Famously described by Susan Sontag in her 1964 essay Notes on ‘Camp’ as “a sensibility (as distinct from an idea)”, the appreciation of camp was born out of artifice and opulence, a vulgar fascination with theatrical exaggeration. And while it has long been tied up with LGBTQI culture, it has become a compelling way to convey messages without limits. “To me, camp is a very powerful thing,” says Phillip Prokopiou. “It’s a form of satire – a way to exaggerate and ridicule things that are very serious.” Prokopiou, a South Africa-born, London-based photographer behind an eponymous studio, which he co-founded with his partner-in-life-and-art Panagiotis Poimenidis, has long been fascinated with the power of kitsch to communicate our deepest hopes, fears and fantasies – whether they manifest in the form of a moustachioed Virgin Mary (stage name: Virgin Xtravaganzah) sitting chastely in the glow of ‘Gawd’’s glory, or an otherworldly extraterrestrial gazing into the distance.
Nadine Ijewere has been interested in fashion imagery since she was a girl but it wasn’t until she studied photography at the London College of Fashion that she began to pick up on some of its more unsettling undertones – particularly the stereotypes used in the portrayal of non-Western cultures. The Misrepresentation of Representation, an early project that she completed at university reflected on Orientalism and how it came to rigidly define certain cultures for a Western audience.
Born in 1876 in the German mining town of Herdorf, August Sander discovered photography while working at a local slagheap. Serendipitously meeting a landscape photographer working there for a mining company, he went on to assist the image-maker, and by 1909 had opened his own studio in Cologne. Around this time he also started taking portraits of his fellow-Germans, deliberately eschewing the then-prevalent pictorialist approach in favour of recording as much detail as possible. “Nothing seemed to me more appropriate than to project an image of our time with absolute fidelity to nature by means of photography,” he stated. “Let me speak the truth in all honesty about our age and the people of our age.”
In the UK nobody lives more than 72 miles from the sea, and the seaside is entrenched in our culture because of it. “The coastline is significant to Brits whether we live there, or not,” says Simon Roberts, who lives in the seaside town of Brighton, and who has returned to the coast again and again in his work.

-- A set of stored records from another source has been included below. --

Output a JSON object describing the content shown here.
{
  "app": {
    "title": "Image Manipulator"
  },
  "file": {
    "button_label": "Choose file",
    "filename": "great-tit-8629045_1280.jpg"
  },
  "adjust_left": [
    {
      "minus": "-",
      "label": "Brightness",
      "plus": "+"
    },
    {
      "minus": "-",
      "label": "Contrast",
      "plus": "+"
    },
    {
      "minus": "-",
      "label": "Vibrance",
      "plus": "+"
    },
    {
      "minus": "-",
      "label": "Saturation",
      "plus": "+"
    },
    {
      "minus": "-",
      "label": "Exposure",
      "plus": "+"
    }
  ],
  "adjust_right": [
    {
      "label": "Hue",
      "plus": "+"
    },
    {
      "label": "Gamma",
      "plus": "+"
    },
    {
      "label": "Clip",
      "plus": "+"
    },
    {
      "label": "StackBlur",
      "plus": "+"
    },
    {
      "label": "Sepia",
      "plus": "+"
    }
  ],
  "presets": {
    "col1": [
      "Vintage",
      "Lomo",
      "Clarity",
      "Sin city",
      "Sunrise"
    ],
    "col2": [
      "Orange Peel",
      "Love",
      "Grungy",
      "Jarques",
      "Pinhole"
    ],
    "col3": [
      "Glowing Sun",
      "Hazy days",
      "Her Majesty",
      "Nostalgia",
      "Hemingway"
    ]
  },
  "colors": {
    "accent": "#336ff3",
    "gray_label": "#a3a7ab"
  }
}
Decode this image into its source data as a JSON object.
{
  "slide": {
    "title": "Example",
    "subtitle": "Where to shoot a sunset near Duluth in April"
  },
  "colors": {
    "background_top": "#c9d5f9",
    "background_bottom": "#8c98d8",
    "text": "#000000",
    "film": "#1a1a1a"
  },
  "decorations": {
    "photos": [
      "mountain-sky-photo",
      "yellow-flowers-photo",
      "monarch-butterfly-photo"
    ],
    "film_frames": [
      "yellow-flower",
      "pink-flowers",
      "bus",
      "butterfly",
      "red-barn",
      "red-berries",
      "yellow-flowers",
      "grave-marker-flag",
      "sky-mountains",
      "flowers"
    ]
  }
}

Now his images are appearing in an exhibition called The Great British Seaside at the National Maritime Museum this spring, alongside work by David Hurn, Martin Parr and the late Tony Ray-Jones.